- **DATA TO USE**:
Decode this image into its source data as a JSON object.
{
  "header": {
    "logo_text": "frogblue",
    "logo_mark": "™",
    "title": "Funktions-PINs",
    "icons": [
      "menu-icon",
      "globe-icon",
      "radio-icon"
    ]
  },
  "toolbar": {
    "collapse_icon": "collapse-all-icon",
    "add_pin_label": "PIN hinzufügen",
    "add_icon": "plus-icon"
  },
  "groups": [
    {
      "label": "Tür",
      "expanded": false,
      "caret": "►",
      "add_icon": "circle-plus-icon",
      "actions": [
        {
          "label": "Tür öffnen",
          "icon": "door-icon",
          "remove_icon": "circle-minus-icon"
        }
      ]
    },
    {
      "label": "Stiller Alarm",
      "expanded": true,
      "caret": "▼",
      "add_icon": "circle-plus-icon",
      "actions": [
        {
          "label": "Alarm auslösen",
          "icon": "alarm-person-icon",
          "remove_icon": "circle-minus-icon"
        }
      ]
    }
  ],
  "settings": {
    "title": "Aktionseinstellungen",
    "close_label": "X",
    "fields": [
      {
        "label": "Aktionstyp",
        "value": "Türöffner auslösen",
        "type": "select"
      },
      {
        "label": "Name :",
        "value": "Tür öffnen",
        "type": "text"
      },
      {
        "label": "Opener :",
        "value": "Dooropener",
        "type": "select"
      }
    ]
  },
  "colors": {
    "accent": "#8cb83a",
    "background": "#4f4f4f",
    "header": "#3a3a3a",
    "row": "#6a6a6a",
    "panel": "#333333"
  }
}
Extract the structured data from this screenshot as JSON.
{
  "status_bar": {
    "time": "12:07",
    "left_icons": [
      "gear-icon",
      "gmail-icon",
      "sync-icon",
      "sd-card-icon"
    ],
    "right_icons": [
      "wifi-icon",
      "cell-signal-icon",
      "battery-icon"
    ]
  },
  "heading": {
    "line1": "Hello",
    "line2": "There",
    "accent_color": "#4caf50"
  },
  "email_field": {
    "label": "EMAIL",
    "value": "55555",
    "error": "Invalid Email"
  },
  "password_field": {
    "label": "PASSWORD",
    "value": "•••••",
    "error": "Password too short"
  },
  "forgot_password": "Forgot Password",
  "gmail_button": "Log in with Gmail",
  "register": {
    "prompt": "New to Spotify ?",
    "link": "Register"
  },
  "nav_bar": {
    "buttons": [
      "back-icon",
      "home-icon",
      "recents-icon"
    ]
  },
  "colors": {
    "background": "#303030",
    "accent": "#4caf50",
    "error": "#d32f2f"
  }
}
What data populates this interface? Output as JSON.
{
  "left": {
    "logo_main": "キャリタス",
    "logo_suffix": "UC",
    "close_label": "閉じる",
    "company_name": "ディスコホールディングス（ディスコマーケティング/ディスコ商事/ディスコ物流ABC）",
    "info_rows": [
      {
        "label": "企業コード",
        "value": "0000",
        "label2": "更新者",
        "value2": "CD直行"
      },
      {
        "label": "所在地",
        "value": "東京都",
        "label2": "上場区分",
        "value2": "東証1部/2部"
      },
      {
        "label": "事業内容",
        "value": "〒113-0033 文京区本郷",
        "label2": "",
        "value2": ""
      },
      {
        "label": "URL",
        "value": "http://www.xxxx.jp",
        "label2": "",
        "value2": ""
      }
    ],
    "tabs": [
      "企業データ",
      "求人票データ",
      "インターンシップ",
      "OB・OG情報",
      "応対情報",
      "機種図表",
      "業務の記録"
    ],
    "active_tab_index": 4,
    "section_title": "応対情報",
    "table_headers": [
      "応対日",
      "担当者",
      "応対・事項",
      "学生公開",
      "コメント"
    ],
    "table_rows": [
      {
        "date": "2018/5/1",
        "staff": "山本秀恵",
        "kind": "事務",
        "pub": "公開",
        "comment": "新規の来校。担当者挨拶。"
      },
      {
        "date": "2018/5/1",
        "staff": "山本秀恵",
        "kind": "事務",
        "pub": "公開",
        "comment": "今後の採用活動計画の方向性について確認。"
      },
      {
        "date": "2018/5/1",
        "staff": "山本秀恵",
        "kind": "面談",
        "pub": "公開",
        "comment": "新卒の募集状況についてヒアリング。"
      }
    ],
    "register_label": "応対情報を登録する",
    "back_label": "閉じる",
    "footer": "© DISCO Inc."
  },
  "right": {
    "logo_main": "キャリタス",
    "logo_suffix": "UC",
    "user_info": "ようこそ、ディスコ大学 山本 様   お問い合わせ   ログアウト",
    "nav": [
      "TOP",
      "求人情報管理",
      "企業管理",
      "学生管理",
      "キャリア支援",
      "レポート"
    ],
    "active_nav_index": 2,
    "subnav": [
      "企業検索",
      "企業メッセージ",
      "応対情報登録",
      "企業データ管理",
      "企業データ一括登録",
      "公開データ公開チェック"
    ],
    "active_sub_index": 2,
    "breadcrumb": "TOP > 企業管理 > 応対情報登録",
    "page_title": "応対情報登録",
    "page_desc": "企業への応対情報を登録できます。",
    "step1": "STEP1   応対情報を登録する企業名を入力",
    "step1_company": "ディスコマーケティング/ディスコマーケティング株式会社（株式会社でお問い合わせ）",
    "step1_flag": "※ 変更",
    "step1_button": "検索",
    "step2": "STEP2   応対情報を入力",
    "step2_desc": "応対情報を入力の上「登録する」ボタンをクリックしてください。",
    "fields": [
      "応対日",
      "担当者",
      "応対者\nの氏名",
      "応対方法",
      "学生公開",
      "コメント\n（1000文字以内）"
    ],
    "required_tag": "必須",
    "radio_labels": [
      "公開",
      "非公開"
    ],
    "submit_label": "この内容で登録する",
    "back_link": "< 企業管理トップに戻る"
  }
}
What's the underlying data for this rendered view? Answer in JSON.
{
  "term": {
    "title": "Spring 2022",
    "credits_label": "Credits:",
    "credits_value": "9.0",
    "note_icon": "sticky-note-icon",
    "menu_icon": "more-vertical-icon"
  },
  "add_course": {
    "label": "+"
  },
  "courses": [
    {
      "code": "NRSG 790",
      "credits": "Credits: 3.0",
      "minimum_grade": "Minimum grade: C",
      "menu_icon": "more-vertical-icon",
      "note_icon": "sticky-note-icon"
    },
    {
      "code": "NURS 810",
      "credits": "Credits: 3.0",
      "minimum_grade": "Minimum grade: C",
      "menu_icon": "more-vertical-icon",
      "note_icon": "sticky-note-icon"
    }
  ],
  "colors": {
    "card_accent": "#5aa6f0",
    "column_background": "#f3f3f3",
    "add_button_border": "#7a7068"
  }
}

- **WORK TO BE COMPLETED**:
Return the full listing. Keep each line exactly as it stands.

- **TASK SOLUTION**:
Decode this image into its source data as a JSON object.
{
  "header": {
    "logo_text": "frogblue",
    "logo_mark": "™",
    "title": "Funktions-PINs",
    "icons": [
      "menu-icon",
      "globe-icon",
      "radio-icon"
    ]
  },
  "toolbar": {
    "collapse_icon": "collapse-all-icon",
    "add_pin_label": "PIN hinzufügen",
    "add_icon": "plus-icon"
  },
  "groups": [
    {
      "label": "Tür",
      "expanded": false,
      "caret": "►",
      "add_icon": "circle-plus-icon",
      "actions": [
        {
          "label": "Tür öffnen",
          "icon": "door-icon",
          "remove_icon": "circle-minus-icon"
        }
      ]
    },
    {
      "label": "Stiller Alarm",
      "expanded": true,
      "caret": "▼",
      "add_icon": "circle-plus-icon",
      "actions": [
        {
          "label": "Alarm auslösen",
          "icon": "alarm-person-icon",
          "remove_icon": "circle-minus-icon"
        }
      ]
    }
  ],
  "settings": {
    "title": "Aktionseinstellungen",
    "close_label": "X",
    "fields": [
      {
        "label": "Aktionstyp",
        "value": "Türöffner auslösen",
        "type": "select"
      },
      {
        "label": "Name :",
        "value": "Tür öffnen",
        "type": "text"
      },
      {
        "label": "Opener :",
        "value": "Dooropener",
        "type": "select"
      }
    ]
  },
  "colors": {
    "accent": "#8cb83a",
    "background": "#4f4f4f",
    "header": "#3a3a3a",
    "row": "#6a6a6a",
    "panel": "#333333"
  }
}
Extract the structured data from this screenshot as JSON.
{
  "status_bar": {
    "time": "12:07",
    "left_icons": [
      "gear-icon",
      "gmail-icon",
      "sync-icon",
      "sd-card-icon"
    ],
    "right_icons": [
      "wifi-icon",
      "cell-signal-icon",
      "battery-icon"
    ]
  },
  "heading": {
    "line1": "Hello",
    "line2": "There",
    "accent_color": "#4caf50"
  },
  "email_field": {
    "label": "EMAIL",
    "value": "55555",
    "error": "Invalid Email"
  },
  "password_field": {
    "label": "PASSWORD",
    "value": "•••••",
    "error": "Password too short"
  },
  "forgot_password": "Forgot Password",
  "gmail_button": "Log in with Gmail",
  "register": {
    "prompt": "New to Spotify ?",
    "link": "Register"
  },
  "nav_bar": {
    "buttons": [
      "back-icon",
      "home-icon",
      "recents-icon"
    ]
  },
  "colors": {
    "background": "#303030",
    "accent": "#4caf50",
    "error": "#d32f2f"
  }
}
What data populates this interface? Output as JSON.
{
  "left": {
    "logo_main": "キャリタス",
    "logo_suffix": "UC",
    "close_label": "閉じる",
    "company_name": "ディスコホールディングス（ディスコマーケティング/ディスコ商事/ディスコ物流ABC）",
    "info_rows": [
      {
        "label": "企業コード",
        "value": "0000",
        "label2": "更新者",
        "value2": "CD直行"
      },
      {
        "label": "所在地",
        "value": "東京都",
        "label2": "上場区分",
        "value2": "東証1部/2部"
      },
      {
        "label": "事業内容",
        "value": "〒113-0033 文京区本郷",
        "label2": "",
        "value2": ""
      },
      {
        "label": "URL",
        "value": "http://www.xxxx.jp",
        "label2": "",
        "value2": ""
      }
    ],
    "tabs": [
      "企業データ",
      "求人票データ",
      "インターンシップ",
      "OB・OG情報",
      "応対情報",
      "機種図表",
      "業務の記録"
    ],
    "active_tab_index": 4,
    "section_title": "応対情報",
    "table_headers": [
      "応対日",
      "担当者",
      "応対・事項",
      "学生公開",
      "コメント"
    ],
    "table_rows": [
      {
        "date": "2018/5/1",
        "staff": "山本秀恵",
        "kind": "事務",
        "pub": "公開",
        "comment": "新規の来校。担当者挨拶。"
      },
      {
        "date": "2018/5/1",
        "staff": "山本秀恵",
        "kind": "事務",
        "pub": "公開",
        "comment": "今後の採用活動計画の方向性について確認。"
      },
      {
        "date": "2018/5/1",
        "staff": "山本秀恵",
        "kind": "面談",
        "pub": "公開",
        "comment": "新卒の募集状況についてヒアリング。"
      }
    ],
    "register_label": "応対情報を登録する",
    "back_label": "閉じる",
    "footer": "© DISCO Inc."
  },
  "right": {
    "logo_main": "キャリタス",
    "logo_suffix": "UC",
    "user_info": "ようこそ、ディスコ大学 山本 様   お問い合わせ   ログアウト",
    "nav": [
      "TOP",
      "求人情報管理",
      "企業管理",
      "学生管理",
      "キャリア支援",
      "レポート"
    ],
    "active_nav_index": 2,
    "subnav": [
      "企業検索",
      "企業メッセージ",
      "応対情報登録",
      "企業データ管理",
      "企業データ一括登録",
      "公開データ公開チェック"
    ],
    "active_sub_index": 2,
    "breadcrumb": "TOP > 企業管理 > 応対情報登録",
    "page_title": "応対情報登録",
    "page_desc": "企業への応対情報を登録できます。",
    "step1": "STEP1   応対情報を登録する企業名を入力",
    "step1_company": "ディスコマーケティング/ディスコマーケティング株式会社（株式会社でお問い合わせ）",
    "step1_flag": "※ 変更",
    "step1_button": "検索",
    "step2": "STEP2   応対情報を入力",
    "step2_desc": "応対情報を入力の上「登録する」ボタンをクリックしてください。",
    "fields": [
      "応対日",
      "担当者",
      "応対者\nの氏名",
      "応対方法",
      "学生公開",
      "コメント\n（1000文字以内）"
    ],
    "required_tag": "必須",
    "radio_labels": [
      "公開",
      "非公開"
    ],
    "submit_label": "この内容で登録する",
    "back_link": "< 企業管理トップに戻る"
  }
}
What's the underlying data for this rendered view? Answer in JSON.
{
  "term": {
    "title": "Spring 2022",
    "credits_label": "Credits:",
    "credits_value": "9.0",
    "note_icon": "sticky-note-icon",
    "menu_icon": "more-vertical-icon"
  },
  "add_course": {
    "label": "+"
  },
  "courses": [
    {
      "code": "NRSG 790",
      "credits": "Credits: 3.0",
      "minimum_grade": "Minimum grade: C",
      "menu_icon": "more-vertical-icon",
      "note_icon": "sticky-note-icon"
    },
    {
      "code": "NURS 810",
      "credits": "Credits: 3.0",
      "minimum_grade": "Minimum grade: C",
      "menu_icon": "more-vertical-icon",
      "note_icon": "sticky-note-icon"
    }
  ],
  "colors": {
    "card_accent": "#5aa6f0",
    "column_background": "#f3f3f3",
    "add_button_border": "#7a7068"
  }
}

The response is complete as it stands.